Owing to the latest terrorist attacks this past November in France the EU strengthens border controls along with other countries around the world, the ministers from the Interior and Justice departments of the European Union have met to evaluate changes in the Schengen Area to strengthen external borders. Greater internal control is also expected, as well as improved anti-terrorist and intelligence coordination, registration of airlines passengers and stronger weapons controls in the 22 EU countries and its four associates.
European citizens will also be systematically monitored when they enter or depart the Schengen Area and borders within the area will also be strengthened, with access to data bases for police that will allow them to see information on suspects, people with search and arrest warrants, and those wanted for other crimes. Control of internal borders is a subject that is still to be reviewed, but could put into question the integration and reasoning behind the Schengen agreement.
Previous monitoring of all passengers on every flight within and outside of the EU to evaluate risks is also being evaluated.
Control of the flow of refugees is also being assessed, so that every person arriving to Europe through Turkey, mainly, will be registered via fingerprints and identification documents with strict security checks.
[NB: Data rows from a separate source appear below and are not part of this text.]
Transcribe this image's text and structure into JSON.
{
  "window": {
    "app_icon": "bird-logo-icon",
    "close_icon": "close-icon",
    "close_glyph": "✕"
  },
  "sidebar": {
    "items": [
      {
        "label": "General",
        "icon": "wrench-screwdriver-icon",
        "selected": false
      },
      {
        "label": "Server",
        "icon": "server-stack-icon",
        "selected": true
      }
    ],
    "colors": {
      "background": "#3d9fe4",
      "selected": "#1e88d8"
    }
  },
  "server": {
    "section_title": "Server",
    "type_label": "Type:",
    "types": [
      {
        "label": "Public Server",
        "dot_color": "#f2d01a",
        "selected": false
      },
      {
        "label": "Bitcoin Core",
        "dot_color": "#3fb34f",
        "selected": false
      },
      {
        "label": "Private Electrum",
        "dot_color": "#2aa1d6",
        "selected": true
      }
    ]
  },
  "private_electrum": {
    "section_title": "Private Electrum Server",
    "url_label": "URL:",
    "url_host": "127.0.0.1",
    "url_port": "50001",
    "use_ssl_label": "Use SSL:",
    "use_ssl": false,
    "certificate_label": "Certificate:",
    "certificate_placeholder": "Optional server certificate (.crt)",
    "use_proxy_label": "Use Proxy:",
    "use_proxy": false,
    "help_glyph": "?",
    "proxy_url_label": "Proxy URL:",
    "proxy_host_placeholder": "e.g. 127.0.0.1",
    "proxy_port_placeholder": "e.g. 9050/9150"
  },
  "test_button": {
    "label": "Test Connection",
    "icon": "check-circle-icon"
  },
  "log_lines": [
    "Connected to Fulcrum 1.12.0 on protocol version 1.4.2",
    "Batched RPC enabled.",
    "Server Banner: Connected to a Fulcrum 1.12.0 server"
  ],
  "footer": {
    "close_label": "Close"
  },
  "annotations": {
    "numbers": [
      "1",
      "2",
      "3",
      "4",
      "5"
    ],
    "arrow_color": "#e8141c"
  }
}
To do this, the EU is considering sending European agents to countries that may encounter difficulties with the high flow of refugees and who do not have sufficient resources to carry out systematic controls.
Finally, the EU is considering putting political pressure on the Balkan countries so that they reinforce the fight against arms trafficking.